Bangkok’s second terminal gets go-ahead; considerable investment at both the city’s main airports

Airports of Thailand (AoT) has approved a second terminal for Bangkok’s Suvarnabhumi International Airport. AoT will release three tenders in the coming months related to the terminal construction and design. Works on the new terminal were originally planned to commence in 2020, to plans by Thai architect Duangrit Bunnang, but were later shelved due to design concerns raised by the Council of Engineers and the Architects Council of Thailand regarding the terminal’s location and the project’s deviation from the original master plan.


Summary:

  • A second terminal will be built at Bangkok’s Suvarnabhumi International Airport within a USD4.26 billion master plan;
  • The master plan will also see other terminal developments and another runway at the airport, the main gateway to Thailand;
  • But construction also continues apace at Don Mueang Airport, which is enjoying a second lease of life.

The airport opened in 2006 to replace Don Mueang Airport and become the main international gateway to Bangkok. Don Mueang closed but capacity problems at Suvarnabhumi meant that it had to be reopened and, unusually in situations like this, Don Mueang, which caters mainly to low-cost airlines, has been growing faster than Suvarnabhumi in terms of passenger numbers.

Indeed at one stage it looked as if it would catch and overtake it. The variation is evident in the two highest growth years at each airport since 2009 – 175% and 41% at Don Mueang and just 14% and 12% at Suvarnabhumi, though it should be noted that they growing at approximately the same level momentarily.

CHART – Suvarnabhumi International airport (top) was solution to Bangkok’s capacity constraints, but it is ultimately the reopening of Don Mueang airport (bottom) to cater for growing LCC demand where the strongest growth has been Source: CAPA – Centre for Aviation and Airports of Thailand PLC

The charts below details how the allocation of capacity differs significantly between the airports.

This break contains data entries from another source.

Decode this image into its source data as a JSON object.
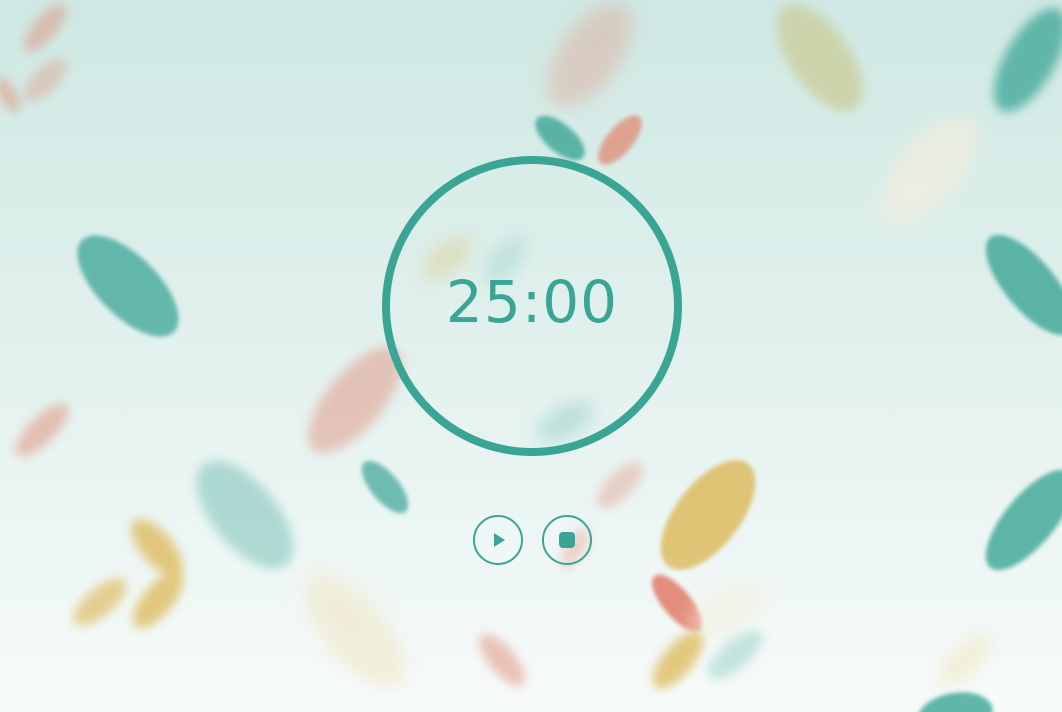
{
  "timer": {
    "display": "25:00"
  },
  "controls": [
    {
      "name": "play",
      "icon": "play-icon"
    },
    {
      "name": "stop",
      "icon": "stop-icon"
    }
  ],
  "colors": {
    "accent": "#3aa595",
    "leaf_teal": "#3aa595",
    "leaf_coral": "#e08a73",
    "leaf_gold": "#dcb44e",
    "leaf_sage": "#c9c98e",
    "leaf_cream": "#efe8d0"
  }
}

It is immediately clear that while Suvarnabhumi has been impacted by budget airlines it is predominantly a full-service airport while Don Mueang is almost exclusively supporting the low-cost sector.

CHART – Suvarnabhumi International airport (top) is predominantly a full-service airport while Don Mueang airport (bottom) is almost exclusively supporting the low-cost sector seat


Source: CAPA – Centre for Aviation and OAG

The International Air Transport Association (IATA) has always taken the line that in the case of major cities like Bangkok, as far as possible network airline activity of the sort undertaken by its member airlines and associated alliances should be retained at one location rather than spread out at two or more. Indeed that has been its stated position recently concerning the cancellation of the New Mexico City International Airport project and its replacement with ad hoc expansion of several existing facilities and the creation of a new airport out of a military base.

And that was notably IATA’s position in 2006 and immediately thereafter when it became clear that inadequate planning meant that Suvarnabhumi International opened at almost full capacity with no option to grow further within those parameters. Despite those difficulties IATA was adamant that further expansion of Suvarnabhumi International was the pressing issue rather than reopening Don Mueang. Pragmatically speaking, it’s a good thing they did reopen it.

AoT intends to invest THB140 billion (USD4.26 billion) to expand Suvarnabhumi International under the aforementioned master plan. A new satellite terminal will be constructed, as well as a third terminal and fourth runway (the third remains at the planning stage), though as the second terminal has taken 13 years to gain approval, the realistic timescales for this further infrastructure is anyone’s guess. The expanded airport is expected to handle up to 150 million passengers per annum by 2030.

Bearing in mind those initial capacity problems one might argue that runways are more important than terminals. A glance at the chart below shows that the 24/7/365 airport is saturated, with arriving and departing seat capacity spread over the full 24-hour spectrum with hardly any respite.

CHART -Suvarnabhumi International airport sees stable demand throughout the average daySource: CAPA – Centre for Aviation and OAG (data: 01-Mar-2019)

With these development plans the question again arises… is there still a role for Don Mueang? Almost certainly. This infrastructure will not appear overnight and tourism demands alone mean there will always be a need for the budget airlines that keep Don Mueang going and which are surplus to requirements at Suvarnabhumi International.

According to the CAPA Airport Construction Database there is close to USD1 billion earmarked for infrastructure Cap Ex until 2025 at Don Mueang including demolition of a disused existing terminal building and replacement by a larger Terminal 3 which will presumably be built with budget airport needs in mind.

Whatever IATA might think it is highly unlikely AoT would make the mistake of closing Don Mueang again and in any case it is already part of the high-speed rail scheme which would connect both the airports with central Bangkok and with the Utapao Rayong-Pattaya airport well to the south which serves vacation resorts and which is now also regarded as a Bangkok airport.